Professional services are great, but they are expensive. Usually, they are needlessly so. I have met plenty of people who prefer GIMP with user-made add-on’s to Photoshop, and writers and students who will swear by OpenOffice over Office or Excel. These are examples of opensource content, which are free programs created for use by anyone who chooses to download it. They ask for donations, but that is completely optional. I always try to drop $50 per year for each program I use regularly, but it is a matter of to each his own. If you want to save a lot, you can find these open source platforms to run your project. Options like WordPress have gained a great deal of momentum, especially since they are simple to use. If you are hiring a developer, you probably aren’t too savvy with coding yourself. Or else, you really don’t have the time to be bothered with it, which is another reason that these user-friendly platforms are great…they have built-in features to render coding unnecessary. In the end, you won’t need someone else to run the site for you. By doing it yourself, you will save a bundle. That will allow your cash to go toward the initial development, and keep you running things from there. Be sure to also check out paid themes. You can find them for between $60 and $100, and they are a great way to generate a professional look without a professional price tag.

Money Saving Tip #3 – Know What You’re Paying For

No one will expect you to know the in’s and out’s of design. But if you are informed about the current trends and practices in web development, you will be able to make sure you are hiring the right person. For example, does the person you are considering understand CSS-driven design, and the benefits of that format? Can they save you time and money by providing comments in their coding for future updates? What does their portfolio look like, and can they give good references to prove they have handled your kind of site in the past? Know what you are looking for before you hire anyone, and make sure these questions are part of the interview process. If they have never handled a site in your niche or with your needs, look elsewhere. Untested developers are too risky.
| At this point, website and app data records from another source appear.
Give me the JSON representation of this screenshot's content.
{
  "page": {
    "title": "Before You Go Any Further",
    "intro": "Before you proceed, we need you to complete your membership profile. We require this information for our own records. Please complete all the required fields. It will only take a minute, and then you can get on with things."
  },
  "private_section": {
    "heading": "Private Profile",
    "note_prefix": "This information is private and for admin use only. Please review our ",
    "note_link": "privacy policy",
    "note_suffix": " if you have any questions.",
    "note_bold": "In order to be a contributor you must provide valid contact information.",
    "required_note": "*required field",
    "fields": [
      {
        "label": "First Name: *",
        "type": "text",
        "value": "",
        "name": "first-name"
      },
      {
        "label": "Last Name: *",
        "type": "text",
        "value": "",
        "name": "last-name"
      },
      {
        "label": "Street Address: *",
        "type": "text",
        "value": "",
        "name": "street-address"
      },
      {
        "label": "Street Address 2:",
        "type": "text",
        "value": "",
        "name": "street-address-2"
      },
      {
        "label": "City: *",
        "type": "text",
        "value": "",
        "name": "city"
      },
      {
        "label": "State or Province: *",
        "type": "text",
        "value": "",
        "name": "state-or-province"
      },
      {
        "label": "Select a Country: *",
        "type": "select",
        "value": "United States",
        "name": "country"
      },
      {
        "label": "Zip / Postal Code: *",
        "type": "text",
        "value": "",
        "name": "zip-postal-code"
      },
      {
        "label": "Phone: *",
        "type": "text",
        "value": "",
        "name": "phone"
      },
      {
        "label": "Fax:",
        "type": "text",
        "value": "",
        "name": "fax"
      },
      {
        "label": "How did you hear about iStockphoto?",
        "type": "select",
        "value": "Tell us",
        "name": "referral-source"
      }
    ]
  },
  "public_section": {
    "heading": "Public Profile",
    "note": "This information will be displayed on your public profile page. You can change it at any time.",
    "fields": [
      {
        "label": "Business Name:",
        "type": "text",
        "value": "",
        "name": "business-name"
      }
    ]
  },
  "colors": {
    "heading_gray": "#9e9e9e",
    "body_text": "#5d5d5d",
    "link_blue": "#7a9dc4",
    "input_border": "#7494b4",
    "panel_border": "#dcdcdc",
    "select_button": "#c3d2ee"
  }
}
Money Saving Tip #4 – Keep Involved In The Process

You have to be involved in the process of developing your site. Yes, I know you have other things to do and authorizing drafts and changes can be frustrating. But you are only going to get what you want the first time by keeping up with the building as it goes. You have to be on hand to tell the developer any things you want changed along the way, or any thoughts you may have, not to mention, to answer questions. If you suddenly fall out of contact, you are going to lose the contract you have initiated. Most developers, good or bad, won’t continue working if you don’t keep in touch for regular updates. Since maintaining that connection is 100% up to you, you could lose your deposit or even trigger a lawsuit if you don’t make it a priority. While you don’t have to sit there every step of the way, keeping yourself informed will save them time, you money, and ensure that you get exactly what you want. After all, most web designers won’t give you coding changes for free unless they made the mistake.
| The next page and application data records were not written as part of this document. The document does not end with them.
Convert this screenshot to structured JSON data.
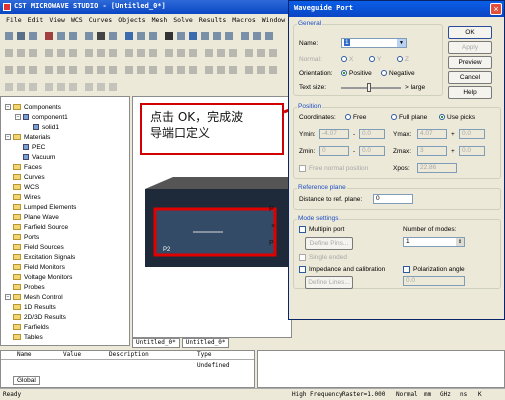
{
  "app": {
    "title": "CST MICROWAVE STUDIO - [Untitled_0*]"
  },
  "menu": [
    "File",
    "Edit",
    "View",
    "WCS",
    "Curves",
    "Objects",
    "Mesh",
    "Solve",
    "Results",
    "Macros",
    "Window",
    "Help"
  ],
  "tree": {
    "items": [
      {
        "label": "Components",
        "indent": 0,
        "folder": true,
        "plus": true
      },
      {
        "label": "component1",
        "indent": 1,
        "folder": false,
        "plus": true
      },
      {
        "label": "solid1",
        "indent": 2,
        "folder": false,
        "plus": false
      },
      {
        "label": "Materials",
        "indent": 0,
        "folder": true,
        "plus": true
      },
      {
        "label": "PEC",
        "indent": 1,
        "folder": false,
        "plus": false
      },
      {
        "label": "Vacuum",
        "indent": 1,
        "folder": false,
        "plus": false
      },
      {
        "label": "Faces",
        "indent": 0,
        "folder": true,
        "plus": false
      },
      {
        "label": "Curves",
        "indent": 0,
        "folder": true,
        "plus": false
      },
      {
        "label": "WCS",
        "indent": 0,
        "folder": true,
        "plus": false
      },
      {
        "label": "Wires",
        "indent": 0,
        "folder": true,
        "plus": false
      },
      {
        "label": "Lumped Elements",
        "indent": 0,
        "folder": true,
        "plus": false
      },
      {
        "label": "Plane Wave",
        "indent": 0,
        "folder": true,
        "plus": false
      },
      {
        "label": "Farfield Source",
        "indent": 0,
        "folder": true,
        "plus": false
      },
      {
        "label": "Ports",
        "indent": 0,
        "folder": true,
        "plus": false
      },
      {
        "label": "Field Sources",
        "indent": 0,
        "folder": true,
        "plus": false
      },
      {
        "label": "Excitation Signals",
        "indent": 0,
        "folder": true,
        "plus": false
      },
      {
        "label": "Field Monitors",
        "indent": 0,
        "folder": true,
        "plus": false
      },
      {
        "label": "Voltage Monitors",
        "indent": 0,
        "folder": true,
        "plus": false
      },
      {
        "label": "Probes",
        "indent": 0,
        "folder": true,
        "plus": false
      },
      {
        "label": "Mesh Control",
        "indent": 0,
        "folder": true,
        "plus": true
      },
      {
        "label": "1D Results",
        "indent": 0,
        "folder": true,
        "plus": false
      },
      {
        "label": "2D/3D Results",
        "indent": 0,
        "folder": true,
        "plus": false
      },
      {
        "label": "Farfields",
        "indent": 0,
        "folder": true,
        "plus": false
      },
      {
        "label": "Tables",
        "indent": 0,
        "folder": true,
        "plus": false
      }
    ]
  },
  "callout": {
    "line1": "点击 OK，完成波",
    "line2": "导端口定义"
  },
  "view_tabs": [
    "Untitled_0*",
    "Untitled_0*"
  ],
  "view_labels": {
    "p1": "P",
    "p2": "P",
    "p3": "P2",
    "x": "×"
  },
  "bottom_table": {
    "headers": [
      "Name",
      "Value",
      "Description",
      "Type"
    ],
    "type_value": "Undefined",
    "tab": "Global"
  },
  "status": {
    "left": "Ready",
    "items": [
      "High Frequency",
      "Raster=1.000",
      "Normal",
      "mm",
      "GHz",
      "ns",
      "K"
    ]
  },
  "dialog": {
    "title": "Waveguide Port",
    "buttons": {
      "ok": "OK",
      "apply": "Apply",
      "preview": "Preview",
      "cancel": "Cancel",
      "help": "Help"
    },
    "general": {
      "legend": "General",
      "name_label": "Name:",
      "name_value": "1",
      "normal_label": "Normal:",
      "normal_x": "X",
      "normal_y": "Y",
      "normal_z": "Z",
      "orientation_label": "Orientation:",
      "orientation_positive": "Positive",
      "orientation_negative": "Negative",
      "text_size_label": "Text size:",
      "text_size_large": "large"
    },
    "position": {
      "legend": "Position",
      "coords_label": "Coordinates:",
      "coords_free": "Free",
      "coords_full": "Full plane",
      "coords_picks": "Use picks",
      "ymin_label": "Ymin:",
      "ymin": "-4.07",
      "ymin_plus": "0.0",
      "ymax_label": "Ymax:",
      "ymax": "4.07",
      "ymax_plus": "0.0",
      "zmin_label": "Zmin:",
      "zmin": "0",
      "zmin_plus": "0.0",
      "zmax_label": "Zmax:",
      "zmax": "3",
      "zmax_plus": "0.0",
      "free_normal_label": "Free normal position",
      "xpos_label": "Xpos:",
      "xpos": "22.86",
      "minus": "-",
      "plus": "+"
    },
    "reference": {
      "legend": "Reference plane",
      "dist_label": "Distance to ref. plane:",
      "dist": "0"
    },
    "mode": {
      "legend": "Mode settings",
      "multipin": "Multipin port",
      "define_pins": "Define Pins...",
      "single_ended": "Single ended",
      "num_modes_label": "Number of modes:",
      "num_modes": "1",
      "impedance": "Impedance and calibration",
      "polarization": "Polarization angle",
      "define_lines": "Define Lines...",
      "polar_value": "0.0"
    }
  }
}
Money Saving Tip #5 – Keep The Flash Light

Not that many people know Flash. It is coming back, but for awhile it fell to the wayside as HTML became the Kind Code of Webland. This isn’t a huge shock, as HTML is lighter, easier to use and has some incredible effects. If you have seen the experiments done lately with HTML 5. you know what I mean. Because of this, Flash is more expensive to use. Developers charge more, and it takes longer to create a site using it, which will once again jack up your price. Maybe not by a huge amount, but enough to make a difference. Plus, you will have to overhaul the site again shortly after it is launched; Flash is not SEO friendly by any stretch of the imagination. So before you go gaga over the examples of Flash website design on a blog’s Top 10 list, keep all of this in mind. It might look pretty, but unless you are going for something really basic, it isn’t recommended. Photo Credit: Jas.]]>

Tavis J. Hampton

Tavis J. Hampton

IT worker with a master's in Library and Information Science currently working in the healthcare industry. Passionate about Free and Open Source software.